Although it has been around for quite some time, psychoeducation, the process of giving people (and family members) a more solid base of knowledge about their psychological condition, is more popular than ever. Although not a specific form of therapy, psychoeducation is crucial in guiding people with the necessary knowledge about their condition, coping strategies, and how and where to get help.
Psychoeducation is important, as many people who have a mental health condition know little or nothing about the condition they have been diagnosed with, what to expect from therapy, or the positive and negative effects of any medications that may be prescribed. Psychoeducation can come in a number of forms, including formal classes, support groups, or a therapist explaining to a patient how their mental health problem can affect their life.

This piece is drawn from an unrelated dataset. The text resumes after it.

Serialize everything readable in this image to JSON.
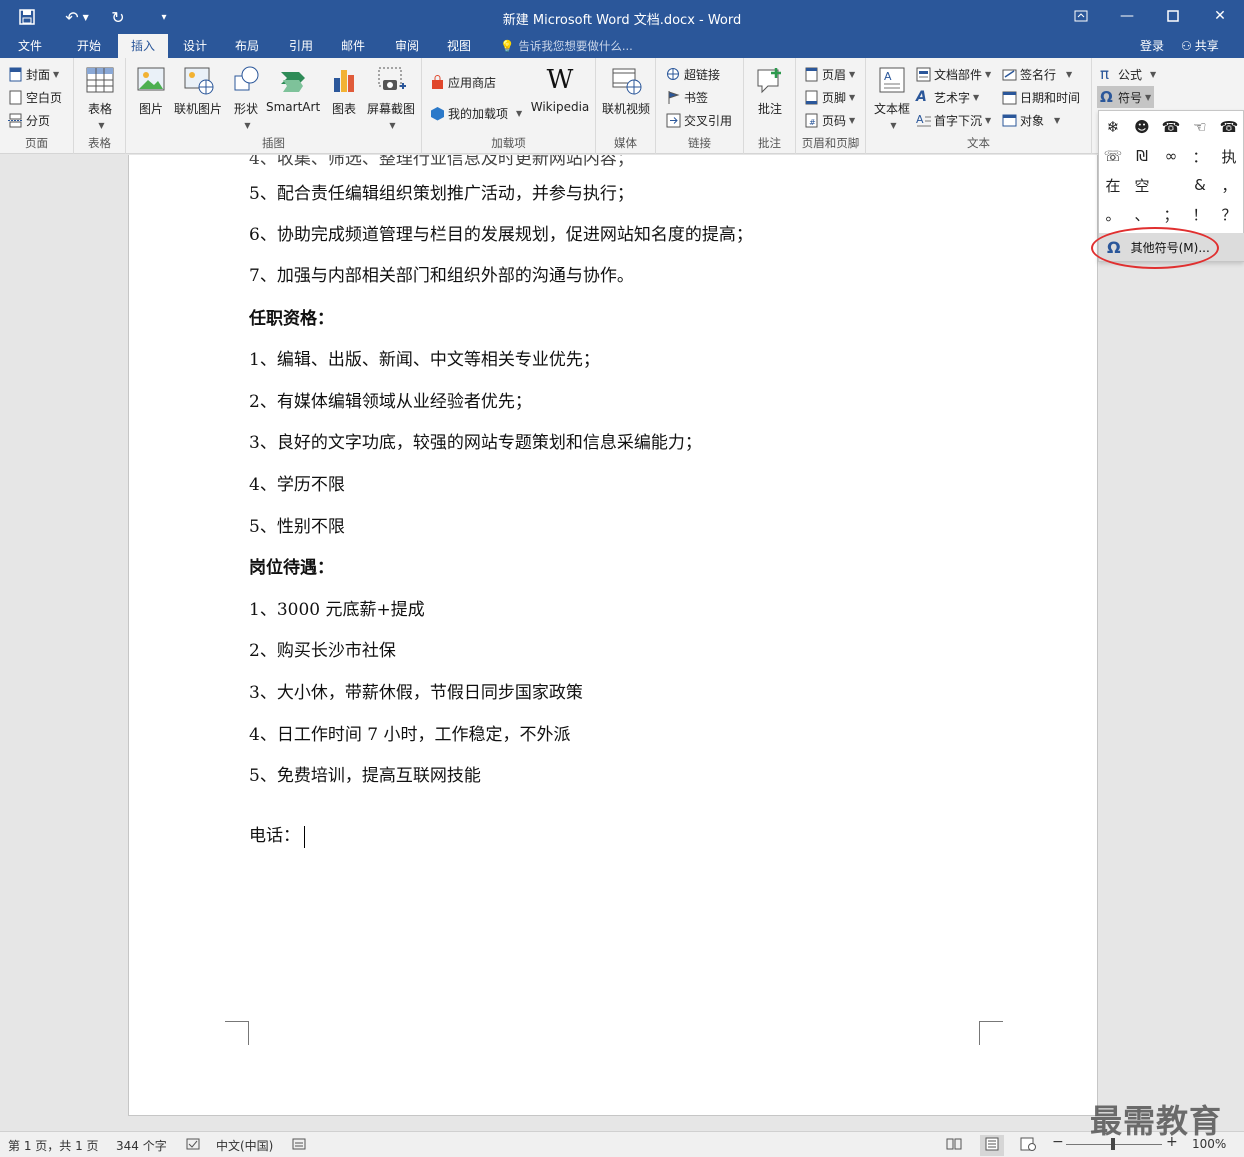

Hypnotherapy is often used in conjunction with another form of mental health therapy and is generally used to help a person deal with specific behavior, such as smoking, insomnia , phobias, and sexual dysfunction. Hypnotherapy works by inhibiting part of the brain. In hypnosis, our centers of consciousness switch to internal brain structures involved in unconscious processes and long-term memory. The critical faculty of the conscious mind is inhibited, so that suggestions can be accepted more easily.
In a typical hypnotherapy session, an individual closes his eyes and is helped to relax deeply. The hypnotist then offers suggestions and guides the person’s imagination. In some cases, the trance can generate memories and resources that are not normally accessible to the conscious mind. Hypnosis can also reduce stress and anxiety by activating the relaxation response of the parasympathetic nervous system.